"Italy also have flair. They certainly troubled England in the second half when they scored three very good tries. And what is more they defended well. I would say Italy have developed their game on defence."
The Scotland coach has not ruled out the possibility of using substitutes. He added: "I never say never. We thought about making a substitution in the match against Australia, but in the end did not bother."
Meanwhile, recalled lock Andy Reed has revealed the main difference in Scotland's preparations for international matches since his last Murrayfield game against France in 1994. Reed, who will play alongside his Wasps club partner Damian Cronin in the second row, said: "I've noticed there is not the mad panic to get the team prepared that there was in seasons gone by.
"We now meet up on the Monday before the match and therefore have much more time to prepare ourselves properly. The intensity is just the same, but the approach is different." Dixon believes the rest and relaxation is vital to his side's new approach. "Quality rest is as important as quality work," he said.
Meanwhile, Matt Singer, Cambridge's two-try Varsity match-winner, could be a top player with Saracens next season if he wants to make rugby his day job. Singer twice scythed through Oxford's defence to make it a hat- trick of Bowring Bowl wins for Cambridge at Twickenham on Tuesday.
It was an English centre devastating a defence on a big Twickenham day and the crowd had not seen that for a long time.
Singer played a handful of games for Saracens last season and the north London club's coach, Mark Evans, said: "He will challenge strongly for a first-team place for us, but it will be at full-back, which is his favourite position. He will not be knocking out Philippe Sella at centre just yet, but he is a gifted player, with the potential to kick goals."
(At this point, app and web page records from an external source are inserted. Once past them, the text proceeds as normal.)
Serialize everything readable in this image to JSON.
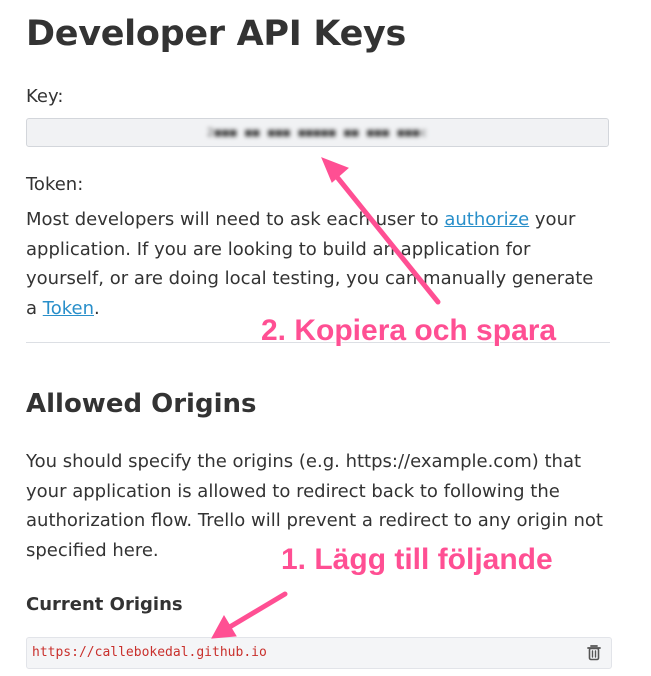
{
  "header": {
    "title": "Developer API Keys"
  },
  "key": {
    "label": "Key:",
    "value": "2■■■ ■■ ■■■ ■■■■■ ■■ ■■■ ■■■c"
  },
  "token": {
    "label": "Token:",
    "text_1": "Most developers will need to ask each user to ",
    "authorize_link": "authorize",
    "text_2": " your application. If you are looking to build an application for yourself, or are doing local testing, you can manually generate a ",
    "token_link": "Token",
    "text_3": "."
  },
  "allowed_origins": {
    "title": "Allowed Origins",
    "description": "You should specify the origins (e.g. https://example.com) that your application is allowed to redirect back to following the authorization flow. Trello will prevent a redirect to any origin not specified here.",
    "current_title": "Current Origins",
    "origins": [
      {
        "url": "https://callebokedal.github.io"
      }
    ]
  },
  "annotations": {
    "copy_save": "2. Kopiera och spara",
    "add_following": "1. Lägg till följande",
    "color": "#ff4f93"
  },
  "icons": {
    "delete": "trash-icon"
  }
}
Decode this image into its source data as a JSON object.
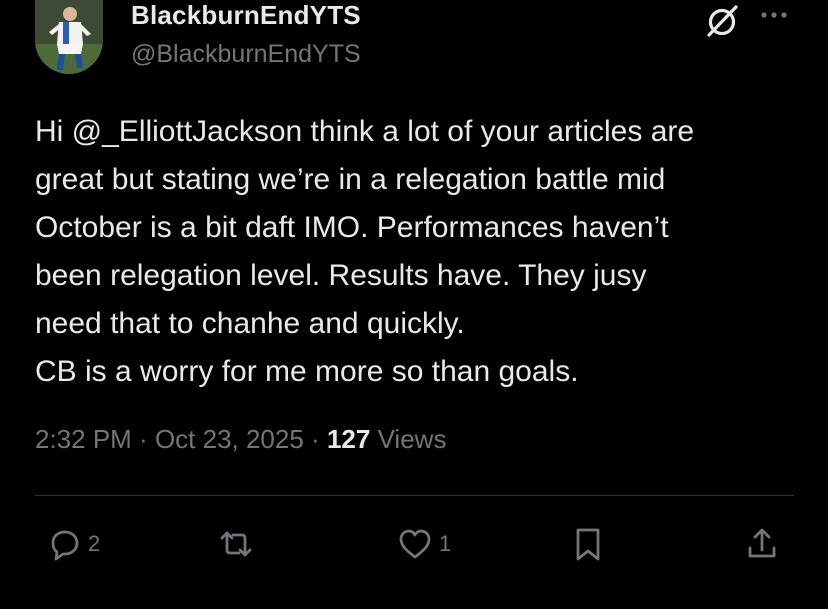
{
  "author": {
    "display_name": "BlackburnEndYTS",
    "handle": "@BlackburnEndYTS"
  },
  "tweet": {
    "lines": [
      "Hi @_ElliottJackson think a lot of your articles are",
      "great but stating we’re in a relegation battle mid",
      "October is a bit daft IMO. Performances haven’t",
      "been relegation level. Results have. They jusy",
      "need that to chanhe and quickly.",
      "CB is a worry for me more so than goals."
    ]
  },
  "meta": {
    "time": "2:32 PM",
    "separator": " · ",
    "date": "Oct 23, 2025",
    "views_count": "127",
    "views_label": "Views"
  },
  "actions": {
    "reply_count": "2",
    "retweet_count": "",
    "like_count": "1"
  },
  "icons": {
    "grok": "grok-icon",
    "more": "more-icon",
    "reply": "reply-icon",
    "retweet": "retweet-icon",
    "like": "heart-icon",
    "bookmark": "bookmark-icon",
    "share": "share-icon"
  },
  "colors": {
    "background": "#000000",
    "primary_text": "#e7e9ea",
    "secondary_text": "#71767b",
    "divider": "#2f3336"
  }
}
Singer put Cambridge ahead early in the match and then clinched the match with a score straight through the heart of Oxford's tacklers, while in between he landed an impressive drop-goal.
"I know nothing about professional rugby. I am on a teaching course at the moment and I don't know whether to stay with teaching, combine that with rugby or go professional," Singer said.
He is still only 24 and while the debate about centre and full-back in the England team goes on, the selectors might take the chance to explore his centre credentials at A-team level.Reuse content